Remember that truly stellar bar chart you saw a few months ago? Truthfully, no one else does either, and that’s a problem for those of us in the business of communicating data with impact.
We often describe chart design as a dichotomous process of selecting specific charts for specific purposes: Lines describe change over time, bars compare quantities, histograms or box plots illustrate distributions, and so on. Groupings like these that cluster charts according to characteristics or usage are broadly referred to as visualization taxonomies.
Visualization taxonomies play an important role in data visualization theory and design. These taxonomies — like in any other domain — are powerful organizational tools. They can be a useful starting place when you begin conceptualizing a chart and are essential for creating rules-based chart generation tools. However, while they excel in predictability, they do little to inspire the kind of out-of-the-box thinking needed to create custom visualizations that wow and entertain your reader.
Fortunately, there’s another systematic way to approach chart design that provides more flexibility than a taxonomy while ensuring that the resulting figure is interpretable. In the academic visualization world, we know this to be the Grammar of Graphics coined by Leland Wilkinson in his 1999 book, The Grammar of Graphics. Wilkinson’s framework teaches us how to think about graphs as a collection of components that snap together into a final “grammatically correct” visualization.

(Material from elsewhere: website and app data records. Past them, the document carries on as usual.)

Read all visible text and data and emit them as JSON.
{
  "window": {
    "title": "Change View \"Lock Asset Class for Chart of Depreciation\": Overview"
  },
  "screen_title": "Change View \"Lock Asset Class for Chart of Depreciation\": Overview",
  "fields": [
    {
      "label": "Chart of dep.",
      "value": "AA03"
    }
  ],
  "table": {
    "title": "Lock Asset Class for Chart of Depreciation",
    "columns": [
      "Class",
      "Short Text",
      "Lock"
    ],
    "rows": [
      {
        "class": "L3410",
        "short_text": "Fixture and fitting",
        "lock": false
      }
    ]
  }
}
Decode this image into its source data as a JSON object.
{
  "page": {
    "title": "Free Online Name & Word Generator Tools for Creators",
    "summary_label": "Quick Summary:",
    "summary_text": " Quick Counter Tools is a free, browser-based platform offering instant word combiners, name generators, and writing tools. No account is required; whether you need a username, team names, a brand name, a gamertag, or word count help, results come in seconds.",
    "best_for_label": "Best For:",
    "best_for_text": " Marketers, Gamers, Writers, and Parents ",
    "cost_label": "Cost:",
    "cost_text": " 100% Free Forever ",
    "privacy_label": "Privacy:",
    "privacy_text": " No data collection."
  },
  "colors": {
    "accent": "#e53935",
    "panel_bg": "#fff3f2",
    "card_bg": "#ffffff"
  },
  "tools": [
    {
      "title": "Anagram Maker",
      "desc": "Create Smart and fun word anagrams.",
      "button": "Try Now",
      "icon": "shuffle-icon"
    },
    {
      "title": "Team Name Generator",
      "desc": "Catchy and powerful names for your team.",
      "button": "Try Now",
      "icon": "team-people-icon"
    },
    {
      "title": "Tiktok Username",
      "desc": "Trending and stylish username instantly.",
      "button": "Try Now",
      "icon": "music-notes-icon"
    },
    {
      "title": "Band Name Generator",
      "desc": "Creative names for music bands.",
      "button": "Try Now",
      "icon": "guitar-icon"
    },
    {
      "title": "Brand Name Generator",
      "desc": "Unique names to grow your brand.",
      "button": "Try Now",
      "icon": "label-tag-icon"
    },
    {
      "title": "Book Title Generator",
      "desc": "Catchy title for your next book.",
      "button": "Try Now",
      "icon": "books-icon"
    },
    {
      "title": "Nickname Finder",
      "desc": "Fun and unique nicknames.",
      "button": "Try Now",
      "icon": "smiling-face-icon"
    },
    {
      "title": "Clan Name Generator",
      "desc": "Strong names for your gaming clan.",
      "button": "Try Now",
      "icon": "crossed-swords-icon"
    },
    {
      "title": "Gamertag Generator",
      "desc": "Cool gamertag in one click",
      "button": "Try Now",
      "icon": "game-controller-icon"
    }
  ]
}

You are likely more familiar with this framework than you realize. There is a reason that we’re able to understand graphs, and that’s because they tend to adhere to the same basic recipe. Charting tools and visualization languages, too, often reflect the grammatical nature of visualizations in their user interfaces and syntaxes. When you create a visualization in PowerBI or Tableau, for example, the grammatical elements of the figure are assembled predominantly through GUI selections. Code-based visualization languages like D3.js, Vega, and ggplot2 make use of a layered approach that allows for even greater customization. The “gg” in Hadley Wickham’s R plotting library…